The cannabis industry and how our community deals with it continues to be front page news. With our local leaders making so many critical decisions related to the fire devastation, it is somewhat mindboggling to think that a plant that has been around for centuries is sharing the limelight. I surmise that the history books (ok history blogs) a century from now will catalog the cannabis “era” as one of the most unsettling periods in our County’s chronicles.
For our county policymakers, it has been nothing short of a nightmare. The lines are blurred. Regardless of whether an elected official supports or opposes cannabis cultivation in our County, that train has left the station, and it has been racing along the track for decades. There are thousands of illegal grows throughout our County and if there is any hope of getting some control around cultivation, it will take significant financial resources. The Board of Supervisors is looking for the monies from cannabis permit fees and sales tax revenues to fund the coffers to provide a robust enforcement and compliance effort around cannabis, but the monies are already falling short of the projections. And although concerns from residents were anticipated, I am not sure anyone expected such strong and sophisticated opposition to almost every proposed cultivation permit application that has been submitted.

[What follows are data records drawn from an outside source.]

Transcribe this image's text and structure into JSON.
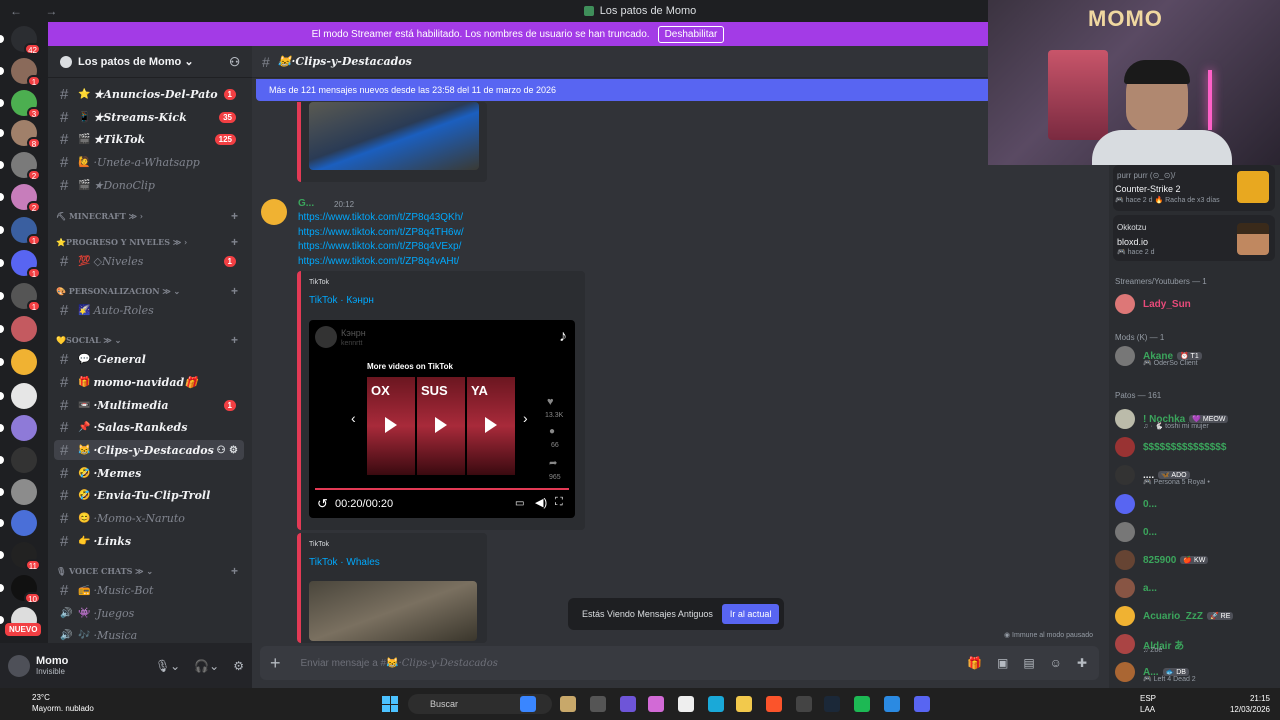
{
  "window": {
    "title": "Los patos de Momo",
    "nav": "← →"
  },
  "banner": {
    "text": "El modo Streamer está habilitado. Los nombres de usuario se han truncado.",
    "button": "Deshabilitar"
  },
  "server": {
    "name": "Los patos de Momo ⌄"
  },
  "guilds": [
    {
      "badge": "42",
      "color": "#2b2d31"
    },
    {
      "badge": "1",
      "color": "#8a6a5a"
    },
    {
      "badge": "3",
      "color": "#4caf50"
    },
    {
      "badge": "8",
      "color": "#a0806a"
    },
    {
      "badge": "2",
      "color": "#7a7a7a"
    },
    {
      "badge": "2",
      "color": "#c77dbb"
    },
    {
      "badge": "1",
      "color": "#3a5fa0"
    },
    {
      "badge": "1",
      "color": "#5865f2"
    },
    {
      "badge": "1",
      "color": "#555"
    },
    {
      "badge": "",
      "color": "#c45a60"
    },
    {
      "badge": "",
      "color": "#f0b232"
    },
    {
      "badge": "",
      "color": "#e6e6e6"
    },
    {
      "badge": "",
      "color": "#8e7ad8"
    },
    {
      "badge": "",
      "color": "#333"
    },
    {
      "badge": "",
      "color": "#8c8c8c"
    },
    {
      "badge": "",
      "color": "#4a6fd8"
    },
    {
      "badge": "11",
      "color": "#222"
    },
    {
      "badge": "10",
      "color": "#111"
    },
    {
      "badge": "",
      "color": "#ddd"
    }
  ],
  "nuevo": "NUEVO",
  "channels": [
    {
      "type": "chan",
      "emo": "⭐",
      "name": "★Anuncios-Del-Pato",
      "badge": "1",
      "muted": false
    },
    {
      "type": "chan",
      "emo": "📱",
      "name": "★Streams-Kick",
      "badge": "35",
      "muted": false
    },
    {
      "type": "chan",
      "emo": "🎬",
      "name": "★TikTok",
      "badge": "125",
      "muted": false
    },
    {
      "type": "chan",
      "emo": "🙋",
      "name": "·Unete-a-Whatsapp",
      "badge": "",
      "muted": true
    },
    {
      "type": "chan",
      "emo": "🎬",
      "name": "★DonoClip",
      "badge": "",
      "muted": true
    },
    {
      "type": "cat",
      "name": "⛏ MINECRAFT ≫ ›"
    },
    {
      "type": "cat",
      "name": "⭐PROGRESO Y NIVELES ≫ ›"
    },
    {
      "type": "chan",
      "emo": "💯",
      "name": "◇Niveles",
      "badge": "1",
      "muted": true
    },
    {
      "type": "cat",
      "name": "🎨 PERSONALIZACION ≫ ⌄"
    },
    {
      "type": "chan",
      "emo": "🌠",
      "name": "Auto-Roles",
      "badge": "",
      "muted": true
    },
    {
      "type": "cat",
      "name": "💛SOCIAL ≫ ⌄"
    },
    {
      "type": "chan",
      "emo": "💬",
      "name": "·General",
      "badge": "",
      "muted": false
    },
    {
      "type": "chan",
      "emo": "🎁",
      "name": "momo-navidad🎁",
      "badge": "",
      "muted": false
    },
    {
      "type": "chan",
      "emo": "📼",
      "name": "·Multimedia",
      "badge": "1",
      "muted": false
    },
    {
      "type": "chan",
      "emo": "📌",
      "name": "·Salas-Rankeds",
      "badge": "",
      "muted": false
    },
    {
      "type": "chan",
      "emo": "😹",
      "name": "·Clips-y-Destacados",
      "badge": "",
      "muted": false,
      "active": true
    },
    {
      "type": "chan",
      "emo": "🤣",
      "name": "·Memes",
      "badge": "",
      "muted": false
    },
    {
      "type": "chan",
      "emo": "🤣",
      "name": "·Envia-Tu-Clip-Troll",
      "badge": "",
      "muted": false
    },
    {
      "type": "chan",
      "emo": "😊",
      "name": "·Momo-x-Naruto",
      "badge": "",
      "muted": true
    },
    {
      "type": "chan",
      "emo": "👉",
      "name": "·Links",
      "badge": "",
      "muted": false
    },
    {
      "type": "cat",
      "name": "🎙 VOICE CHATS ≫ ⌄"
    },
    {
      "type": "chan",
      "emo": "📻",
      "name": "·Music-Bot",
      "badge": "",
      "muted": true
    },
    {
      "type": "voice",
      "emo": "👾",
      "name": "·Juegos",
      "badge": "",
      "muted": true
    },
    {
      "type": "voice",
      "emo": "🎶",
      "name": "·Musica",
      "badge": "",
      "muted": true
    }
  ],
  "user": {
    "name": "Momo",
    "status": "Invisible"
  },
  "chat": {
    "channel": "😹·Clips-y-Destacados",
    "new_bar": "Más de 121 mensajes nuevos desde las 23:58 del 11 de marzo de 2026",
    "message": {
      "author": "G...",
      "time": "20:12",
      "links": [
        "https://www.tiktok.com/t/ZP8q43QKh/",
        "https://www.tiktok.com/t/ZP8q4TH6w/",
        "https://www.tiktok.com/t/ZP8q4VExp/",
        "https://www.tiktok.com/t/ZP8q4vAHt/"
      ]
    },
    "embed1": {
      "provider": "TikTok",
      "title": "TikTok · Кэнрн"
    },
    "video": {
      "channel": "Кэнрн",
      "handle": "kennrtt",
      "more": "More videos on TikTok",
      "tiles": [
        "OX",
        "SUS",
        "YA"
      ],
      "likes": "13.3K",
      "comments": "66",
      "shares": "965",
      "time": "00:20/00:20"
    },
    "embed2": {
      "provider": "TikTok",
      "title": "TikTok · Whales"
    },
    "old_notice": "Estás Viendo Mensajes Antiguos",
    "jump": "Ir al actual",
    "paused": "◉ Immune al modo pausado",
    "composer_prefix": "Enviar mensaje a #😹",
    "composer_channel": "·Clips-y-Destacados"
  },
  "activities": [
    {
      "user": "purr purr (⊙_⊙)/",
      "game": "Counter-Strike 2",
      "meta": "🎮 hace 2 d   🔥 Racha de x3 días"
    },
    {
      "user": "Okkotzu",
      "game": "bloxd.io",
      "meta": "🎮 hace 2 d"
    }
  ],
  "members": {
    "streamers_label": "Streamers/Youtubers — 1",
    "mods_label": "Mods (K) — 1",
    "patos_label": "Patos — 161",
    "list": [
      {
        "name": "Lady_Sun",
        "color": "#e84a7a",
        "sub": "",
        "tag": "",
        "av": "#d77"
      },
      {
        "name": "Akane",
        "color": "#3ba55c",
        "sub": "🎮 OderSo Client",
        "tag": "⏰ T1",
        "av": "#777"
      },
      {
        "name": "! Nochka",
        "color": "#3ba55c",
        "sub": "♫ · 🐇 toshi mi mujer",
        "tag": "💜 MEOW",
        "av": "#bba"
      },
      {
        "name": "$$$$$$$$$$$$$$$",
        "color": "#3ba55c",
        "sub": "",
        "tag": "",
        "av": "#933"
      },
      {
        "name": "....",
        "color": "#f2f3f5",
        "sub": "🎮 Persona 5 Royal •",
        "tag": "🦋 ADO",
        "av": "#333"
      },
      {
        "name": "0...",
        "color": "#3ba55c",
        "sub": "",
        "tag": "",
        "av": "#5865f2"
      },
      {
        "name": "0...",
        "color": "#3ba55c",
        "sub": "",
        "tag": "",
        "av": "#777"
      },
      {
        "name": "825900",
        "color": "#3ba55c",
        "sub": "",
        "tag": "🍎 KW",
        "av": "#643"
      },
      {
        "name": "a...",
        "color": "#3ba55c",
        "sub": "",
        "tag": "",
        "av": "#854"
      },
      {
        "name": "Acuario_ZzZ",
        "color": "#3ba55c",
        "sub": "",
        "tag": "🚀 RE",
        "av": "#f0b232"
      },
      {
        "name": "Aldair あ",
        "color": "#3ba55c",
        "sub": "♫ Zoé",
        "tag": "",
        "av": "#a44"
      },
      {
        "name": "A...",
        "color": "#3ba55c",
        "sub": "🎮 Left 4 Dead 2",
        "tag": "🐟 DB",
        "av": "#a63"
      }
    ]
  },
  "taskbar": {
    "temp": "23°C",
    "weather": "Mayorm. nublado",
    "search": "Buscar",
    "lang1": "ESP",
    "lang2": "LAA",
    "time": "21:15",
    "date": "12/03/2026",
    "icons": [
      {
        "color": "#3a86ff"
      },
      {
        "color": "#c8a86a"
      },
      {
        "color": "#555"
      },
      {
        "color": "#6e55d8"
      },
      {
        "color": "#d26ad6"
      },
      {
        "color": "#eee"
      },
      {
        "color": "#1aa9d8"
      },
      {
        "color": "#f2c94c"
      },
      {
        "color": "#fb542b"
      },
      {
        "color": "#444"
      },
      {
        "color": "#1b2838"
      },
      {
        "color": "#1db954"
      },
      {
        "color": "#2b8ae2"
      },
      {
        "color": "#5865f2"
      }
    ]
  }
}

For several years, the Farm Bureau board has been watching and commenting on the various ordinances and regulations that are being imposed on the cannabis industry. Farming is already over-regulated, and we do not want to see “regulatory creep” from cannabis to traditional farming. In addition, the Farm Bureau mantra has always been around an owner’s right to freely use their land, albeit lawfully. Given the voters have said “yes” to cannabis commerce in our state, and the local lawmakers have crafted ordinances to define a legal cultivation; we have accepted that this budding (pun intended) industry is here to stay.
Water source monitoring, ADA compliant brick and mortar bathrooms, noise restrictions, and several other land-use regulations are plaguing the cannabis cultivators. Although from the onset, discussions about cannabis purveyors has always centered around keeping out big business and corporate America, the regulatory actions suggest differently. One cultivator shared with me that they had already spent over $1 million dollars in planning and preparing their application for a permit to grow an acre of cannabis. And, from what I have learned, this is not unique.
Your Farm Bureau board is considering an array of guiding principles around the cannabis industry. Many of these principles discourage over regulation of the industry. However, these principles also suggest that the additional setbacks required for cannabis, that are more stringent than for traditional agriculture, are reasonable for public safety. The principles do not suggest we support cannabis, but that there are regulations already on the books for farming that are sufficient to regulate cannabis.
In addition, we believe that the cannabis industry needs to formulate a self-policing program to deal with the “bad apples” that have illegal grows, and most importantly, to shut down those cultivators who are not respecting the environment through bad management practices and disregard for the stewardship practices embraced by agriculture. For the cannabis industry to ever be accepted by a majority, all grows will need to come into compliance, and that cannot be accomplished through government oversight alone. Cannabis advocates, I hope you step up and take care of your own.
Lastly, the Farm Bureau does not want to see land that is being used for food production converted to cannabis. Sonoma County deserves locally grown food. But we concede that adding cannabis cultivation to a traditional farming or ranching operation may be a viable option for some of our members to stay in business. To this end, we support any member’s decision to grow cannabis.
Our membership is divided about the cannabis industry and what Farm Bureau’s position should be. It is our hope that the guiding principles being considered by our board will help navigate us through the next several years as all of us experience this industry.